A project by a mechanical engineering researcher could improve manufacturing processes for agriculture equipment companies in Iowa and beyond.
Jaime J. Juárez, an assistant professor of mechanical engineering (ME), and his research team have been studying ways that composites can be modified to create a stronger, more durable end product. Their research was the cover article in the December edition of the journal Chemical Engineering Science. Juárez explained that typically particles and polymers are blended together, similar to how ingredients are mixed in a kitchen blender.
“The final product is homogeneous, or uniform, throughout,” said Juárez. “The inclusion of small particles in a polymer composite act like miniature anchors that keep the polymer from coming apart when you pull on it.”
A recent simulation study of particle-polymer composites found that by packing the particles together to form a structure within the polymer, it increased the strength of the composite by a factor of 100 beyond what the blended particle-polymer composite is capable of. In this study, Juárez and his team used an acoustic field to pack the particles together, forming a structured particle-polymer composite.
“As a plate vibrates it also generates small sound waves, any particles on top of the plate will move around due to the pressure caused by the sound waves. The particles will eventually settle in areas were the sound wave generation is minimal, thereby forming into patterns that change with frequency,” Juárez said.
Work on this research began in the summer of 2017, as a project within ME’s Multiscale Sensing Actuation and Imaging (MoSAIc) Research Experience for Undergraduates (REU) site, a program supported by the National Science Foundation. Juárez served as a faculty mentor for Sarah Thorud, an undergraduate physics student at Bethel University, who was studying how small particles assemble under the influence of a vibrating plate. Soheila Shabaniverki, a Ph.D. student in ME at Iowa State, also advised Thorud and was part of the research team for this project.

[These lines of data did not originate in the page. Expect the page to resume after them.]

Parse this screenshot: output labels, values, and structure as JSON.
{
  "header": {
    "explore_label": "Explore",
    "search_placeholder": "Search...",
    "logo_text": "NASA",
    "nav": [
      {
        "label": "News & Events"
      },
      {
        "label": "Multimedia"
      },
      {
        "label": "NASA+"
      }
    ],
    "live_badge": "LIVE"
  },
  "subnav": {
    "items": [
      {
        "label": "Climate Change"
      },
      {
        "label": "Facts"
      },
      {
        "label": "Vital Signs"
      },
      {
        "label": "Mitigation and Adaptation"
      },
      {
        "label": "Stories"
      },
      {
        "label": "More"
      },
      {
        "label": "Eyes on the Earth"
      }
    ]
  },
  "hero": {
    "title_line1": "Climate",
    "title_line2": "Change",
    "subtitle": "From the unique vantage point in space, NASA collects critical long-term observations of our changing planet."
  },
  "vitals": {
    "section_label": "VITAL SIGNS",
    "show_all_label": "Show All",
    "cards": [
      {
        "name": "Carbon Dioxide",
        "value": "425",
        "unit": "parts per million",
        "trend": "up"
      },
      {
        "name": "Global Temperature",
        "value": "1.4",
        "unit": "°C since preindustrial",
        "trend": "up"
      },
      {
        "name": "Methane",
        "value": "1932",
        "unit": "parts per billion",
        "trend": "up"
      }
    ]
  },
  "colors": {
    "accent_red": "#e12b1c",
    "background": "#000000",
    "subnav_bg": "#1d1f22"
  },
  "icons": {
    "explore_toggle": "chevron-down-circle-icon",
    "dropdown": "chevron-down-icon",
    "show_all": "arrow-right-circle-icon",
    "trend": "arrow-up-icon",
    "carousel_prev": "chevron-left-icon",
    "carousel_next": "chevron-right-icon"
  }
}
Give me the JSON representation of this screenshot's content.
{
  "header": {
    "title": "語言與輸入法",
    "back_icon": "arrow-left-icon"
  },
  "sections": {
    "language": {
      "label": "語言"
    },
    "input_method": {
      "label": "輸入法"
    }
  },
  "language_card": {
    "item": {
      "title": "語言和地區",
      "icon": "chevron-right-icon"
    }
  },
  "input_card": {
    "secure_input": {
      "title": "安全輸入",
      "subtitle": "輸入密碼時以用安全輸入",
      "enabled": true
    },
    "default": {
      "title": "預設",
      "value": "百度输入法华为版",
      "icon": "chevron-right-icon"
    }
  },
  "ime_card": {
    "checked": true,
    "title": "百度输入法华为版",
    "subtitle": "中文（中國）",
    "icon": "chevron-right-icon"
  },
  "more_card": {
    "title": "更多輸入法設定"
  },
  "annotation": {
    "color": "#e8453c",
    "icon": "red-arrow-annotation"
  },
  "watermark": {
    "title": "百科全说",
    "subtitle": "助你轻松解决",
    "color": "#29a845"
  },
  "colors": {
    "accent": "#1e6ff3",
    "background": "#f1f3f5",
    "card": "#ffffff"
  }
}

“Soheila’s research in polymers was largely responsible for serving as a foundation for this research,” said Juárez. “After I saw Sarah’s results, I suggested that Soheila add some of the polymer she was working with to the system to create the composite and we saw results within two weeks.”
This research can be applied to the field of additive manufacturing, which according to the 2018 Wohlers Report, exceeded $7.3 billion in revenue and continues to grow. Juárez said that one of the major challenges in the additive manufacturing industry is discovering ways to deposit different types of materials simultaneously. His research examines ways that acoustics can be used to form different types of materials in a single process by changing the applied frequency.
“Stronger polymer-particle composites can be used in a variety of manufacturing processes that directly impact Iowa. Companies like Vermeer and 3M use polymers to create components for products like agricultural equipment or aftermarket automotive supplies. Processes like the one described above can be used to make some of these products stronger or more resilient to wear and tear,” he said.
The next step for Juárez and his team is to use their additive manufacturing platform to create a functional material that can be used as an active component for a mechanical actuator or robot. They are also looking at ways to miniaturize the process so that it can be mounted on a 3D printer.